Every Moment Counts
I didn't have to wonder why I had received this particular book as a gift. Its title was unique and stopped me in my tracks just reading the front cover, In Praise of Slowness - Challenging the Cult of Speed.
I knew, in fact, the moment I held the little book that my time of reckoning had come and I would take to heart what would be waiting on its pages. Having been nicknamed "Don't-Waste-A-Minute Bethie" by my children years ago, I admit to being a speedaholic ready for reform.
In an age of speed and efficiency, it's easy to rev up with our crazy-paced society and get an unbalanced perspective on cramming every possible "productive" moment into every hour of every day. I had in fact taken the norm of our speedy culture to my own fevered pitch of fast-paced lunacy. I actually remember a time a few years back when we were short staffed and I caught myself checking voicemail 8 or 10 times in the short 15-minute period it took to run to the post office . . . SCARY! Just as with any other habit, the need to hurry on to the next task was not only present at work but also in relationships, cooking, helping with homework, etc.
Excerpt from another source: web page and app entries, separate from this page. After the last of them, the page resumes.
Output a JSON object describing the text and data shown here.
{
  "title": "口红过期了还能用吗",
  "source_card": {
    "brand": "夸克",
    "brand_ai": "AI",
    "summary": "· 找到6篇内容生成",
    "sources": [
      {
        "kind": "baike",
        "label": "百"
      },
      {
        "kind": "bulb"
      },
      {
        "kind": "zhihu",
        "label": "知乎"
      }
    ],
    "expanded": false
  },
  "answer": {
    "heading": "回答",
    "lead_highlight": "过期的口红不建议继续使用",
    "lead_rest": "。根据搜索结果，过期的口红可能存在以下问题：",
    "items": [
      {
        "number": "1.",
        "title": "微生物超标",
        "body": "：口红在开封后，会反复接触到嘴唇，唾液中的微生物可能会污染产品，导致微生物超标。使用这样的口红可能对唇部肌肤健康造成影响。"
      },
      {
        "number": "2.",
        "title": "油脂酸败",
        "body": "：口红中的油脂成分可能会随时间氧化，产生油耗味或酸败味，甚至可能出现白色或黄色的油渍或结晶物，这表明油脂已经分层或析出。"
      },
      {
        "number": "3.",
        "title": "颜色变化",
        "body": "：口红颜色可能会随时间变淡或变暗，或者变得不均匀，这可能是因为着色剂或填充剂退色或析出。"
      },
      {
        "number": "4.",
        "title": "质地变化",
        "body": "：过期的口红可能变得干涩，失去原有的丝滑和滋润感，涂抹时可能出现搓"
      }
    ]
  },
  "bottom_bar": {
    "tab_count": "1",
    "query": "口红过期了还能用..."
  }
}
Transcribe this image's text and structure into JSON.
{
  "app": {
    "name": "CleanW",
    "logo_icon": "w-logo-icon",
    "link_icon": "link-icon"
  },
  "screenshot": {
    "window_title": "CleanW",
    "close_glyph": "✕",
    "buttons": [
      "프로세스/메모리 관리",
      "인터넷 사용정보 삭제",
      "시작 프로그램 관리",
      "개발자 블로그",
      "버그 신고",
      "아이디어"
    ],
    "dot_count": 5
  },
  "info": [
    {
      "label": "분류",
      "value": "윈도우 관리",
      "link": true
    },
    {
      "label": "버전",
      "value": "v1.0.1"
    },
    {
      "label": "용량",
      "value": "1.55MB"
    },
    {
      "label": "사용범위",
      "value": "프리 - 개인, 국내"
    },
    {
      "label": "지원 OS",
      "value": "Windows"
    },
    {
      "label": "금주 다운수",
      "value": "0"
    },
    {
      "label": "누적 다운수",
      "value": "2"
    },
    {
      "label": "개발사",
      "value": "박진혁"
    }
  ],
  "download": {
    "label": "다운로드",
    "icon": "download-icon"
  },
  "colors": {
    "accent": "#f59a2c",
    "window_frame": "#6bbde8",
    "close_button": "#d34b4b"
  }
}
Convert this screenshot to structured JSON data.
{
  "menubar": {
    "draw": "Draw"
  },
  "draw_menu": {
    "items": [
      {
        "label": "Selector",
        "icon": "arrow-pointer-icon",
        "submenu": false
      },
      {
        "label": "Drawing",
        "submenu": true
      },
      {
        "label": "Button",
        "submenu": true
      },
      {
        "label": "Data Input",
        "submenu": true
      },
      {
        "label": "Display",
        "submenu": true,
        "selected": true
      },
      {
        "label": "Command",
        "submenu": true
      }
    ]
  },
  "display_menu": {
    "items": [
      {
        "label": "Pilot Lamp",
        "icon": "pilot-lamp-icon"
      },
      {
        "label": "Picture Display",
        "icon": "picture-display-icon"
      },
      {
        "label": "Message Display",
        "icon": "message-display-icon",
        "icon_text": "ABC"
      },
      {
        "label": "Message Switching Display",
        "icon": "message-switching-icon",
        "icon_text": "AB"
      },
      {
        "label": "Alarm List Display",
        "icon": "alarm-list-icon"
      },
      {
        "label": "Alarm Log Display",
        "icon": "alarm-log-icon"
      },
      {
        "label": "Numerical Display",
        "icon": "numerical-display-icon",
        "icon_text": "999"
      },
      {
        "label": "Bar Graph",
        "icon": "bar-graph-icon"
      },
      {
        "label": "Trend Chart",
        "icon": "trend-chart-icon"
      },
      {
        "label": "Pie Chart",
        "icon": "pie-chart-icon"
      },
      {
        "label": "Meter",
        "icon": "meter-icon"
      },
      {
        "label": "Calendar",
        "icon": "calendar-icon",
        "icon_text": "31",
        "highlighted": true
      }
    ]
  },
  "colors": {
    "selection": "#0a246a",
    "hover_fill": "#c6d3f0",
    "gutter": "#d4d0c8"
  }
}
Unsure of when I had adopted the motto that faster is always better, I realized in time that my years of speedy compulsion were wearing me out and causing unnecessary stress in myself and in others.
Even as a person that is energized and motivated by moving fast and getting things done, I began to realize that finding a balance between being productive and rushing through life would have much more satisfying results. Carl Honoré says in his book that the price we pay for unrelenting speed can be a costly one. People all over the world are reclaiming their time, slowing down the pace and living happier, healthier lives as a result. As individuals and groups find balance in all the things they do, people discover energy and efficiency where they may have least expected it - in slowing down.
What's the Hurry?
Zig Ziglar told a simple story of the way we have become obsessed with time. "If my grandfather missed a train, he simply caught one the next day; if my father missed an airplane, he caught one later that day. But I must tell you quite frankly that if I miss one section of a revolving door, my day is shot." If we take the example further for today's working generation, we would more practically look beyond the frustrations of travel to the way we work and communicate and live.
Think of the frustration level while waiting for a website to load or an email attachment to download longer than expected. What takes a matter of seconds seems like hours. With information at our fingertips, we continue to want it to come faster and faster than ever before.
We have gone from the great novelty of making business calls from our car to expecting cell phones to be answered any time, any place. Email somehow requires an answer when it arrives rather than when it is convenient. With accessibility and accountability influencing us 24/7, it is no wonder we become obsessed with saving time. What if we could slow down and manage our time better by asking two simple questions on a regular basis: "What's the hurry?" and "What's important?"
"Challenging the Cult of Speed" is about finding balance and slowing down when it makes sense. It doesn't promote laziness, procrastination or ignoring responsibilities but simply promotes choosing to prioritize and value things at different speeds. When a book like The One-Minute Bedtime Story can become popular, microwave dinners are the norm, and even yoga practitioners are so anxious for results that they push to the point of injury, it's time to stop and think.
Getting a grip on mindless speed may be as simple as taking time for activities that defy acceleration like walking, gardening, reading, stargazing, or keeping a journal. If we listen to the body and the mind when they say, "Slow down," we can develop the discipline to approach circumstances that call for speed and intensity with a calm and unflustered purpose like never before.